“Cells are amazing things: there are about one hundred trillion of them in our bodies, each so small that several thousand would fit on the period at the end of this sentence.”
Those words from an incredible story of a woman who influences medical knowledge and research. I continue to quote:
“Under a microscope, a cell looks like a fried egg: It has a white (the cytoplasm) that’s full of water and proteins to keep it fed, and a yolk (the nucleus) that holds all the genetic information that makes you you. The cytoplasm buzzes like a New York City street. It’s crammed full of molecules and vessels endlessly shuttling enzymes and sugars from one part of the cell to another, pumping water, nutrients and oxygen in and out of the cell. All the while, little cytoplasmic factories work 24/7, cranking out sugars, fats, proteins and energy to keep the whole thing running and feed the nucleus—the brains of the operation. Inside every nucleus within each cell in your body, there’s an identical copy of your entire genome.
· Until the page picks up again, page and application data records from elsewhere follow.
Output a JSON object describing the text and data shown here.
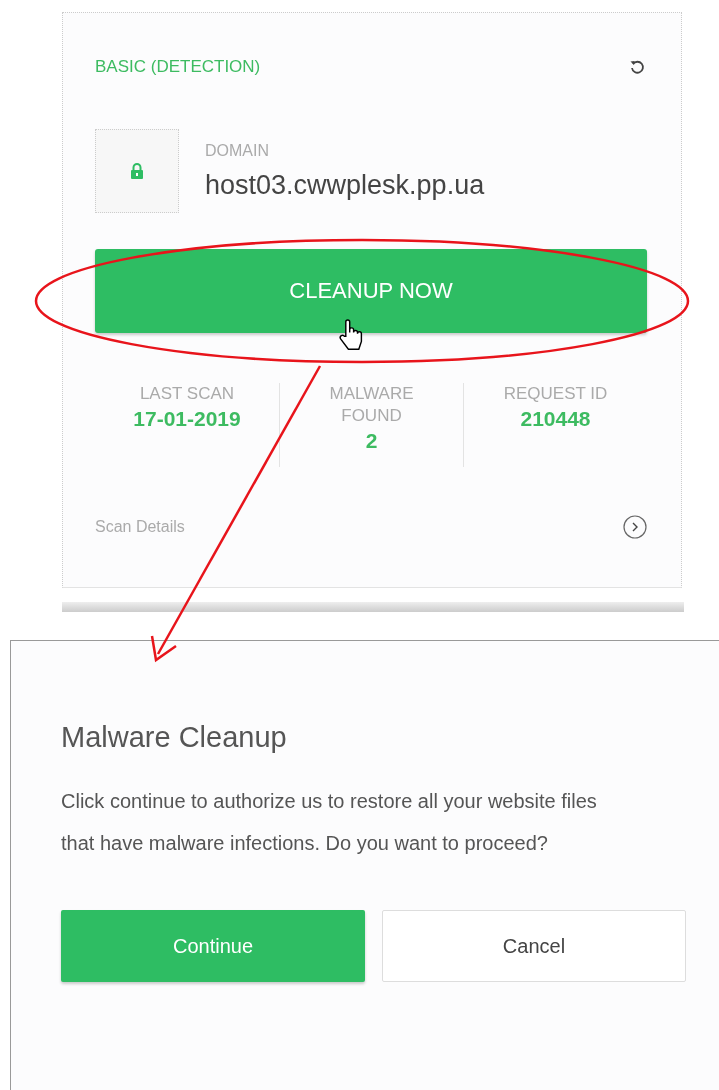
{
  "card": {
    "title": "BASIC (DETECTION)",
    "domain_label": "DOMAIN",
    "domain": "host03.cwwplesk.pp.ua",
    "cleanup_button": "CLEANUP NOW",
    "stats": [
      {
        "label": "LAST SCAN",
        "value": "17-01-2019"
      },
      {
        "label": "MALWARE FOUND",
        "value": "2"
      },
      {
        "label": "REQUEST ID",
        "value": "210448"
      }
    ],
    "scan_details": "Scan Details"
  },
  "dialog": {
    "title": "Malware Cleanup",
    "message": "Click continue to authorize us to restore all your website files that have malware infections. Do you want to proceed?",
    "buttons": [
      {
        "label": "Continue",
        "kind": "primary"
      },
      {
        "label": "Cancel",
        "kind": "secondary"
      }
    ]
  }
}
That genome tells cells when to grow and divide and makes sure they do their jobs, whether that’s controlling your heartbeat or helping your brain understand the words on this page.
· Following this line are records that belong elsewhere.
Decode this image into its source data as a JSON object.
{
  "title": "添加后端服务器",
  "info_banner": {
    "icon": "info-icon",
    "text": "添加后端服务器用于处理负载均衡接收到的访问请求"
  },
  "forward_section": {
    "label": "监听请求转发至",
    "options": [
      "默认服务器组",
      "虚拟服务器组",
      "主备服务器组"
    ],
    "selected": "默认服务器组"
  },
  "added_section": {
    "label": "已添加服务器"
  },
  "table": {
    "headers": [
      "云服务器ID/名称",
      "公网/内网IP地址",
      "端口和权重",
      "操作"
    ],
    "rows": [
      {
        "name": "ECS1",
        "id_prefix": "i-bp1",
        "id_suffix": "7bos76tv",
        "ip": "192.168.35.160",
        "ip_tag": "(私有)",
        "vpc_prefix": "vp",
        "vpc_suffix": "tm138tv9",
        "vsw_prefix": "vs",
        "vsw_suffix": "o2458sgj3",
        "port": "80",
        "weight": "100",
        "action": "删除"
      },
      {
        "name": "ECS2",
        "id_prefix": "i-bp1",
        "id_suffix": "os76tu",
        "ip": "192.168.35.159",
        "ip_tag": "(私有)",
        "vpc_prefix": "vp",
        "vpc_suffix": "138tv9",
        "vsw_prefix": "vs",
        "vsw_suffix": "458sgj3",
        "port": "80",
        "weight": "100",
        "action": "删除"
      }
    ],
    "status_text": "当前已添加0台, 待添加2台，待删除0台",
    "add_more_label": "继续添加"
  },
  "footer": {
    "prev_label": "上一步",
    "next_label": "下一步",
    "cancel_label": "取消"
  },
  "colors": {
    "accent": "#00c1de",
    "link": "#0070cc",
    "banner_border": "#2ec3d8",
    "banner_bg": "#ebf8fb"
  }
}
“…mitosis—the process of cell division—makes it possible for embryos to grow into babies, and for our bodies to create new cells for healing wounds or replenishing blood we’ve lost. …like a perfectly choreographed dance”
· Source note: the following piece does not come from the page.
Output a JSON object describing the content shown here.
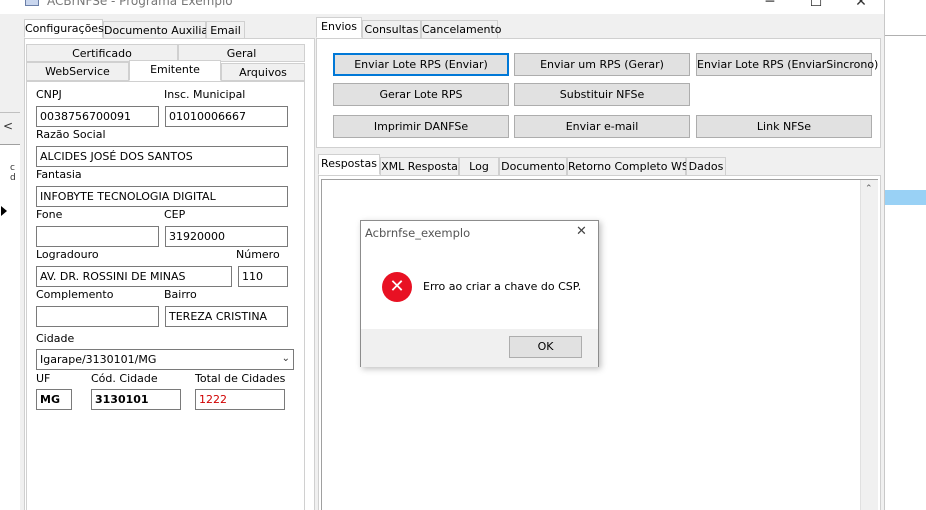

From The Immortal Life of Henrietta Lacks, Rebecca Skloot, (©2010 Broadway Books.)
“I am fearfully and wonderfully made…” (Psalm 139:14).
Cells—thousands of them at this moment active in your body—can sit on this period .
©2020 D. Dean Benton—amazed and praising God. WOW!